Copy each line of the listing that includes "ПРОЕКТА".

Provided material:
· · · · ·
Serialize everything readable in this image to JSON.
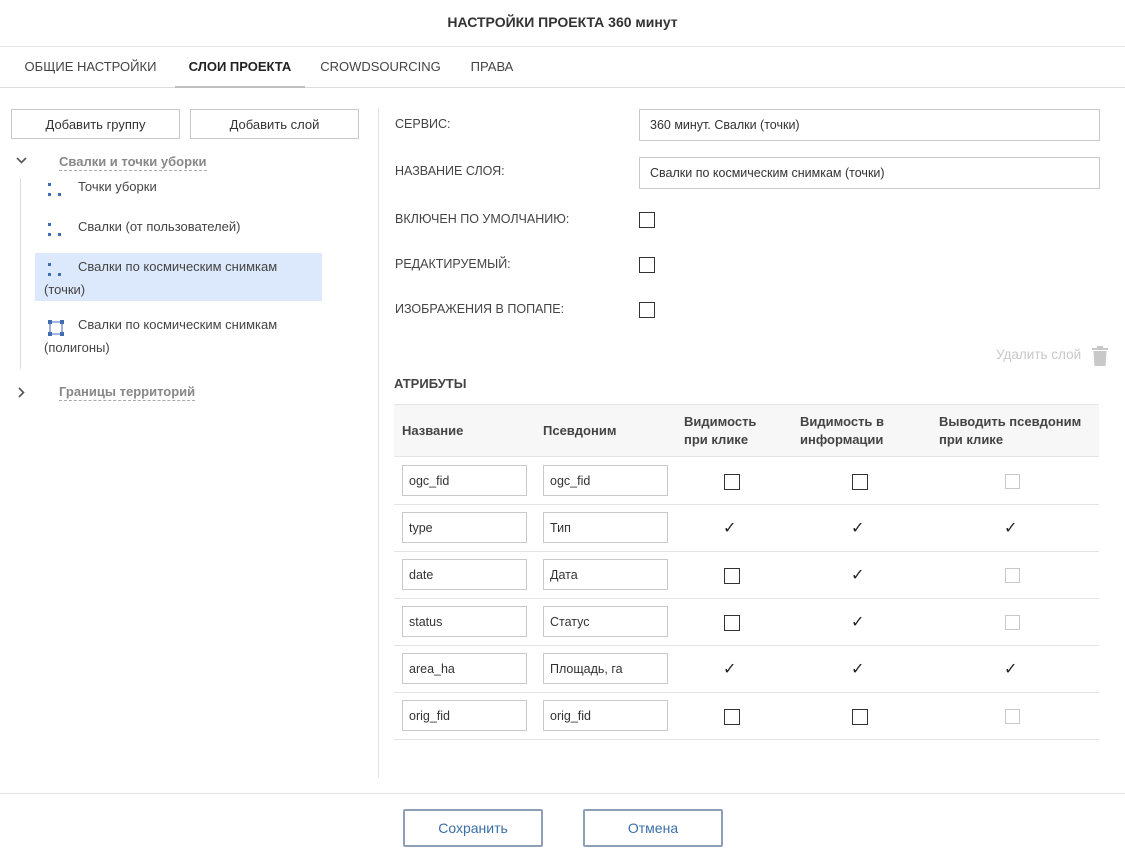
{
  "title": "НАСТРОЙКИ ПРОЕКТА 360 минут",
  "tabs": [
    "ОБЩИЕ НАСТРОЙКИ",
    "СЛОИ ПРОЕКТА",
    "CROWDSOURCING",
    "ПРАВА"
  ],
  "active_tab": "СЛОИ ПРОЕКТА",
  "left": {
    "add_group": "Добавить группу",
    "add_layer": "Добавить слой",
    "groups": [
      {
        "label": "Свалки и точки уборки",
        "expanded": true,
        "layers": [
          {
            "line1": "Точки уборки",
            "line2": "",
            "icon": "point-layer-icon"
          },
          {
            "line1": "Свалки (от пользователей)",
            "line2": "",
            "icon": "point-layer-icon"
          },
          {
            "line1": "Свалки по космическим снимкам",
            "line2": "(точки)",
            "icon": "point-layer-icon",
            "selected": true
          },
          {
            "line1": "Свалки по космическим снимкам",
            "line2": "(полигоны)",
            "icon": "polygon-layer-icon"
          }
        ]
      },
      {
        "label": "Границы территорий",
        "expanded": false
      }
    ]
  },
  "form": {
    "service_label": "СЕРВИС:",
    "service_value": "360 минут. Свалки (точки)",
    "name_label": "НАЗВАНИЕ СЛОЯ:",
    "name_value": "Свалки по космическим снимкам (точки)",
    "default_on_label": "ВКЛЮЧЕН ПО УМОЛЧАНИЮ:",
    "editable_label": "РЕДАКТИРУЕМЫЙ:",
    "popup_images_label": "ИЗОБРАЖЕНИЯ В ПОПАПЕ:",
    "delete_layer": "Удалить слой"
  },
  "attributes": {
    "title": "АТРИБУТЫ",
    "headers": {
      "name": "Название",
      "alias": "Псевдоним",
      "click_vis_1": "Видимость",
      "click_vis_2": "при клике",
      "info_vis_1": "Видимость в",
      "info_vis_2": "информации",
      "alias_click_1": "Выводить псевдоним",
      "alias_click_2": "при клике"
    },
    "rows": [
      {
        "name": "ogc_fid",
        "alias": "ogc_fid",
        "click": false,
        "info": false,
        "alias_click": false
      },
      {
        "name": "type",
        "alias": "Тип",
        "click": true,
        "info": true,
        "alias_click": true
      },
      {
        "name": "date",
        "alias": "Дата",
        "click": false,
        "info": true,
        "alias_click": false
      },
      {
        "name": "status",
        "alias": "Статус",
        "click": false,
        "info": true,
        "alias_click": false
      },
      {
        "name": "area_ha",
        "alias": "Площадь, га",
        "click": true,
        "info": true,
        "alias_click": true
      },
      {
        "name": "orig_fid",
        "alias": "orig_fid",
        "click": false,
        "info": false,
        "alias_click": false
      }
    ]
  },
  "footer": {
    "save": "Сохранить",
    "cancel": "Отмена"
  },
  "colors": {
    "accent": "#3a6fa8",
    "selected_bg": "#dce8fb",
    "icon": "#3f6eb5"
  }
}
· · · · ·
Exercise output:
  "title": "НАСТРОЙКИ ПРОЕКТА 360 минут",
    "СЛОИ ПРОЕКТА",
  "active_tab": "СЛОИ ПРОЕКТА",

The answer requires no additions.